0370 270 6000

TUPE transfers - formal appointment date is key

29 November 2007

The liabilities of an insolvent business will go over to the transferee if the TUPE transfer date precedes the date of formal appointment of an insolvency practitioner, unless the sale is made provisional on the appointment. This is the effect of the Employment Appeal Tribunals (EAT) ruling in the case of Secretary of State for Trade and Industry v Slater [2007] IRLR 928.

The TUPE insolvency rules

The Transfer of Undertakings (Protection of Employment) Regulations 2006 ("TUPE 2006") extended the previous 1981 TUPE Regulations and introduced a number of additional measures relating to insolvency situations, aimed at facilitating the sale of failing businesses. One of these is to give a degree of protection to the transferee of a business by providing that where there are "relevant insolvency proceedings" in existence in relation to the transferor, the liability for paying employees does not move across to the transferee but instead is met out of the Government insolvency fund.

Early transfer defeated exclusion of TUPE rules

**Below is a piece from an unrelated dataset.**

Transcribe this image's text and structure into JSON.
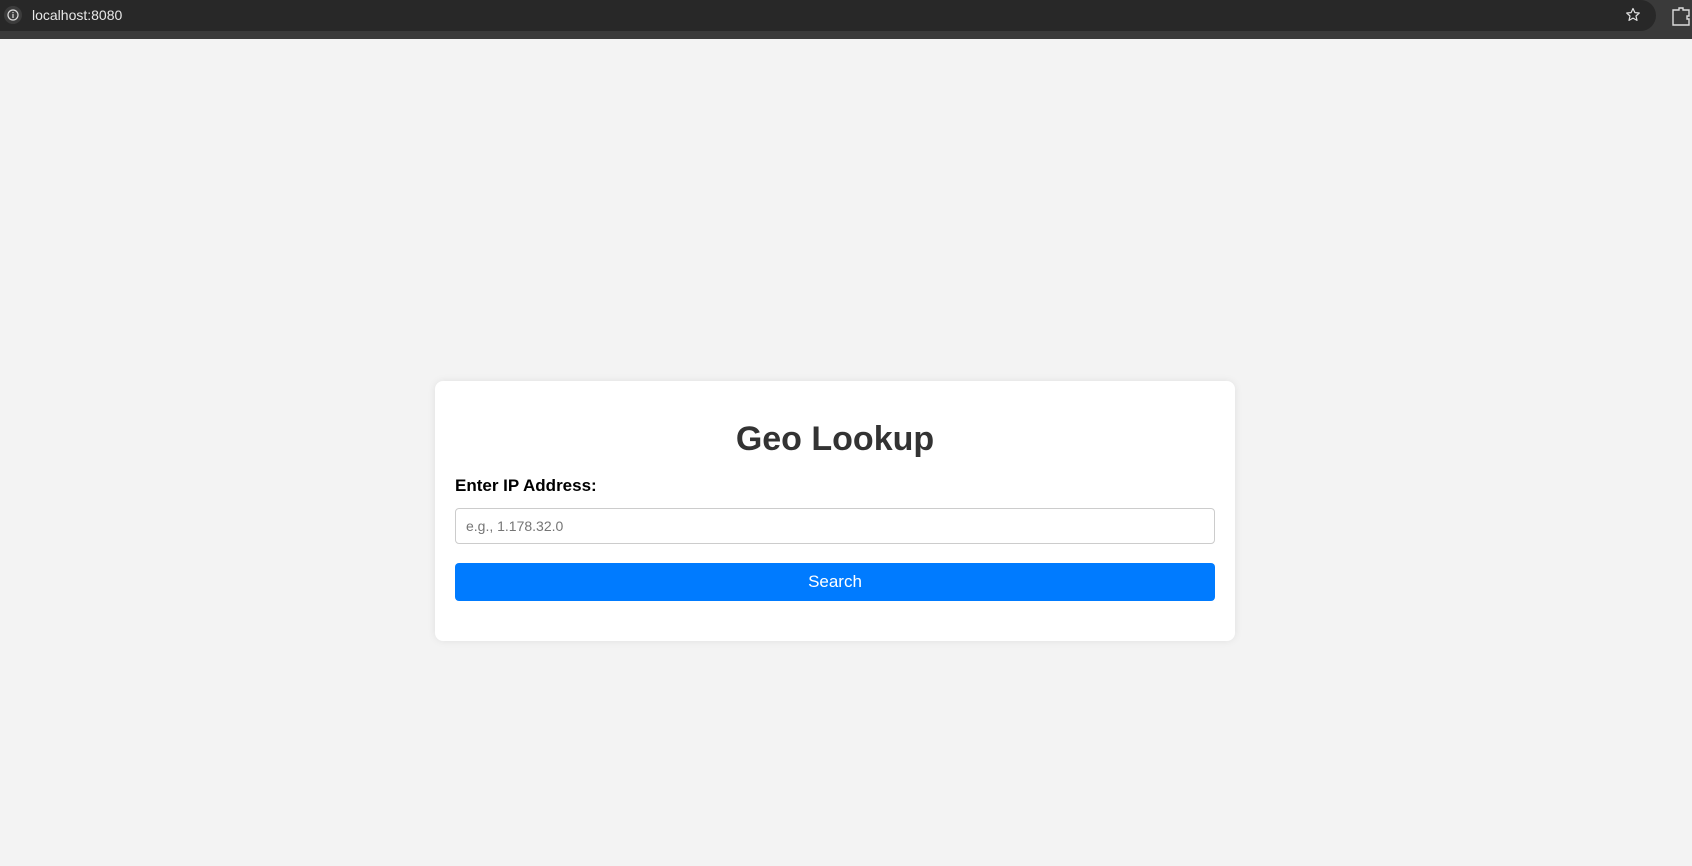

The TUPE 2006 scheme draws a distinction between insolvency proceedings aimed at liquidating the assets, which are covered by Regulation 8(7) and insolvency proceedings that are not begun with this objective, dealt with under Regulation 8(6). In the former case there is no transfer of employees and therefore no liability transferred and in the second case there is a transfer but there is a limit on the extent of liability taken on by the transferee. In both cases the legislation requires the insolvency proceedings to have been commenced as at the date of the transfer and to be under the supervision of an insolvency practitioner. Regulation 8(7) uses the expression "proceedings which have been instituted" and Regulation 8(6) refers to "proceedings which have been opened".

In Slater the EAT had to decide when the insolvency proceedings had been commenced for the purposes of TUPE, i.e. was it was before or after the date on which the undertaking was transferred? On 25 July 2006 the directors of the company in question, CFG Site Services Limited, had decided that the company was insolvent and should be put into creditors voluntary liquidation. The following day, pending the shareholder and creditors meetings, Deloittes were called in to give redundancy notices to the staff and to value the stock. A consortium of the former directors formed a company and on 27 July 2006 purchased the business. Deloittes were formally appointed liquidators for the transferor following the creditors meeting on 16 August 2006.

The transferees argued that the insolvency proceedings had commenced when the directors took the preparatory steps to wind up the company on 25 July 2006. The EAT rejected this and ruled in favour of the Secretary of State. It said that the relevant date had to be the same under TUPE as under the insolvency legislation. There was no basis in law for fixing a different starting point for TUPE. TUPE does not provide for this and it would lead to considerable uncertainty if this were the case. In Slater, therefore, the EAT found that the insolvency proceedings had not been commenced by the time of the TUPE transfer and so the liabilities would not be met under the Secretary of States guarantee. The purchaser picked up all those liabilities.

How to avoid the problem

The EAT recommends (as do we), that the terms of any proposed sale before a transfer must make the sale provisional and conditional on the appointment and approval of the liquidator.

Focus on...


Cameras in convenience stores: a potential hornet’s nest..?

A convenience retailer has opted to install cameras (the “Facewatch” system) at a limited number of its English stores to reduce crime and protect its staff.



Covid-19 rent arrears – the questions that remain

The Government appears set to announce plans on ‘living with Covid to restore freedom’. With the success of the retail and hospitality sector key to recovery, what protections will be on offer to tenants to deal with Covid-19 rent arrears?


Press releases

Browne Jacobson advise Sephora on its acquisition of Feelunique

Browne Jacobson’s corporate finance lawyers have advised omnichannel prestige beauty retailer Sephora on its acquisition of Feelunique.


Published articles

What are the implications of the recent Tesco equal pay ruling?

All of the ‘big four’ supermarkets have seen equal pay claims submitted. The majority of these cases involve workers arguing that they have not been paid equally compared to distribution centres of the business.


The content on this page is provided for the purposes of general interest and information. It contains only brief summaries of aspects of the subject matter and does not provide comprehensive statements of the law. It does not constitute legal advice and does not provide a substitute for it.

Mailing list sign up

Select which mailings you would like to receive from us.

Sign up